The leaders of health systems must focus on a handful of crucial strategies to ensure optimal performance of their organization. There are no simple solutions to the complex problems facing health care providers. It is essential that boards and executives focus on what is important now and not be distracted by voices offering cautionary tales and panaceas.
John Adams said, “Facts are stubborn things.” The fact is, the current health care system is unsustainable. Our nation’s health care system will only become mathematically sustainable if total reimbursement and utilization rates decline. To prepare, health systems must focus on both materially reducing their cost structures and re-examining their strategies and operations.
The following are some crucial areas on which health systems need to focus to increase affordability, now and in the future:
Encourage practicing physicians to support clinical initiatives and develop new competencies. It is common for leaders to express their system's commitments using the pronoun “we”: “We are committed to reducing the variation in care.” Practicing physicians are essential to the success of a clinical initiative. In addition, if the practicing physicians do not have the competency to implement a clinical strategy — for example, providing care within a fixed budget — that strategy will fail. It is better to develop new competencies and be late with implementation than to lack competence.
Address underperforming facilities and services. A health system cannot afford the cost of underperforming facilities and services. Services and facilities that operate at a significant deficit must be objectively evaluated. There is no evidence that a hospital with weak utilization can materially improve. Leaders need to find ways to transform or eliminate underperforming facilities and services so that funds can be redeployed to support facilities and services organized around patient needs, thus minimizing suboptimal utilization.
Implement a comprehensive access strategy. Access is a primary determinant of patient choice, satisfaction and utilization. Comprehensive access includes reasonable travel distances, a timely appointment and short wait times to see a provider. Lack of access is a primary reason that patients seek care elsewhere. Rational distribution of ambulatory services, especially urgent care centers, is essential. A crucial component of accessible, patient-centered care is extended and weekend hours for primary care and pediatrics.
Reduce cost per unit and cost per encounter to prepare for value-based care. Cost is an important component of the value equation. There are six primary cost drivers in a health system: personnel, supplies, utilization, capital deployment, clinical variation and financial systems. These cost drivers must be measured in real time and compared with industry best-practice benchmarks. Deficiencies must be corrected immediately. Health systems should adopt audacious goals for managing costs and then measure progress. Finally, when deploying capital, every investment must demonstrate an incremental return in value.
Manage employed and contracted physicians effectively. In most health systems, a significant percentage of professional services are provided by physicians who are employed and/or receive a stipend.

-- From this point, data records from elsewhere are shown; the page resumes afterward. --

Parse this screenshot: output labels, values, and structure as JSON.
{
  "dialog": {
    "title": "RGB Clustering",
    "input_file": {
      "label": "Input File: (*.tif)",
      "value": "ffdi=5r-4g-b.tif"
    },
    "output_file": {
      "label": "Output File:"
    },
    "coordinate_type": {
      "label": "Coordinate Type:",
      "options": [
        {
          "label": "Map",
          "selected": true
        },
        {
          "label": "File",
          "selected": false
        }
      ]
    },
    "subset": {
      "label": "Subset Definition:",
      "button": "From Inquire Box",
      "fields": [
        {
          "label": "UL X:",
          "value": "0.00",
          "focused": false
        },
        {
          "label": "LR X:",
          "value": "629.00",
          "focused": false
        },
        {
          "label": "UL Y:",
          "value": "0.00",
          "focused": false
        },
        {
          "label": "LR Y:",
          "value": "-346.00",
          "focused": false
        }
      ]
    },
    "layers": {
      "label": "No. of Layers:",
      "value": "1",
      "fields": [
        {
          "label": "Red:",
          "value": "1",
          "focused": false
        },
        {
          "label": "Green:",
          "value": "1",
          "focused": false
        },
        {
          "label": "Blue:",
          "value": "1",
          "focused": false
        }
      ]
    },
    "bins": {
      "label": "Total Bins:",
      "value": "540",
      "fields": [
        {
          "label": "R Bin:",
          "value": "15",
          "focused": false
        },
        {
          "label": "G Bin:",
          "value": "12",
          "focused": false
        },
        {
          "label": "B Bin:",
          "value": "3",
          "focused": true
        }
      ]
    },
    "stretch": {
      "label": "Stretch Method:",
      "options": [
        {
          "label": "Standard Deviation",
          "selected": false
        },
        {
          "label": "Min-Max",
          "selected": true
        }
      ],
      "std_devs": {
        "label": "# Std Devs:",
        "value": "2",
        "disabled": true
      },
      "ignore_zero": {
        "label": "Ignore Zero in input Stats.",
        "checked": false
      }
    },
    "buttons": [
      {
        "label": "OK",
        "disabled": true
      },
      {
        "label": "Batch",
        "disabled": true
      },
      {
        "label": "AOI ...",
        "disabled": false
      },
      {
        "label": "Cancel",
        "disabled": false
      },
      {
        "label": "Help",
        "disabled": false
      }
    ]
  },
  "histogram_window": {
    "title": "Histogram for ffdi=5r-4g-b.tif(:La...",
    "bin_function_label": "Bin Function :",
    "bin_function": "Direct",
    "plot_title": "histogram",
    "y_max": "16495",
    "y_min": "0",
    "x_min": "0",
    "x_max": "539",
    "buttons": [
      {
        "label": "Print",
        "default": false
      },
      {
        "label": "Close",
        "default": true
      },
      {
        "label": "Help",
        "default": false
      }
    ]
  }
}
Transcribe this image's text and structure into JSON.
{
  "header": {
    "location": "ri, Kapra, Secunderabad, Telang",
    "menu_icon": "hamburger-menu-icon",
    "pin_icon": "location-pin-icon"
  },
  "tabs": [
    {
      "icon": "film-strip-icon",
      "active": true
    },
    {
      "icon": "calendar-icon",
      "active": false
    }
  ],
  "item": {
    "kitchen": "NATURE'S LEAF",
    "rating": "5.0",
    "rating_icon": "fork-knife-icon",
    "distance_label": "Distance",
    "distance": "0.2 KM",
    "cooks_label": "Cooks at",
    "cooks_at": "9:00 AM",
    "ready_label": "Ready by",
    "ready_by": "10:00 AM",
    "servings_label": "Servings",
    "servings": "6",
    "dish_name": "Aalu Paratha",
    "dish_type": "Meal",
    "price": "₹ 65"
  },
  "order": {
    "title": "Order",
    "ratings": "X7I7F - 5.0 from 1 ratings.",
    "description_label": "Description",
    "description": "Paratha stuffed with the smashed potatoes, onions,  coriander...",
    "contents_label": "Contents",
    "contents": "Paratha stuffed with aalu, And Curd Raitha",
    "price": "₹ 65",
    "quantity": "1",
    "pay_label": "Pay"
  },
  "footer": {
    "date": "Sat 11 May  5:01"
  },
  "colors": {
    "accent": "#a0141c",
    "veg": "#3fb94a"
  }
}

The industry best practice for managing these affiliated physicians is to have competent, experienced leaders, shared governance and an efficient, effective infrastructure. Health systems must provide timely, accurate data and feedback profiling each physician’s performance, and physician leaders must hold these affiliated physicians accountable. A portion of the compensation for employed and contracted physicians should be at risk for patient satisfaction, access and other system priorities.
Many leaders classify the deficits associated with employing and contracting with physicians as “losses.” But the deficit generated by the office practice of a highly productive employed physician who provides excellent care and meets the needs of the health system is not a loss. Rather, it is a worthwhile investment. Deficits resulting from low productivity, high overhead, poor patient satisfaction, underperforming financial systems and poor service are true losses that must be addressed and corrected.
Develop a high-value, data-driven, clinically integrated network. The delivery of value-based care requires an integrated network of physicians. Cost and quality generally cannot be improved when physicians function independently. A clinically integrated network includes employed physicians, independent physicians and organizational providers, all working together to provide high-quality, cost-effective, coordinated care. Best practices for clinically integrated networks include governance shared with practicing physicians; providers who use the same electronic health record; a robust set of clinical guidelines; broad geographic coverage; and a sophisticated infrastructure.
These networks require radical collaboration among multiple independent physician groups and the health system. It takes many years for a network of providers to develop the competency to provide high-quality, cost-effective care within a fixed budget. Health systems with a high-functioning, clinically integrated network will be well-positioned for the future.
Leaders of health systems must define their crucial strategies for the next three to five years based on both national and local trends. Boards must require leaders to identify and measure key performance indicators, report the results and take corrective action when warranted. Accurate data neutralize the emotions that can result in misguided decisions.
Successful execution of the crucial strategies requires hard work, discipline and a willingness to make tough decisions. Sometimes the hardest thing and the right thing are the same. It is better to make these difficult decisions in an orderly fashion now than to make them under duress in the future.
Nathan S. Kaufman (email@example.com) is managing director of Kaufman Strategic Advisors LLC in San Diego.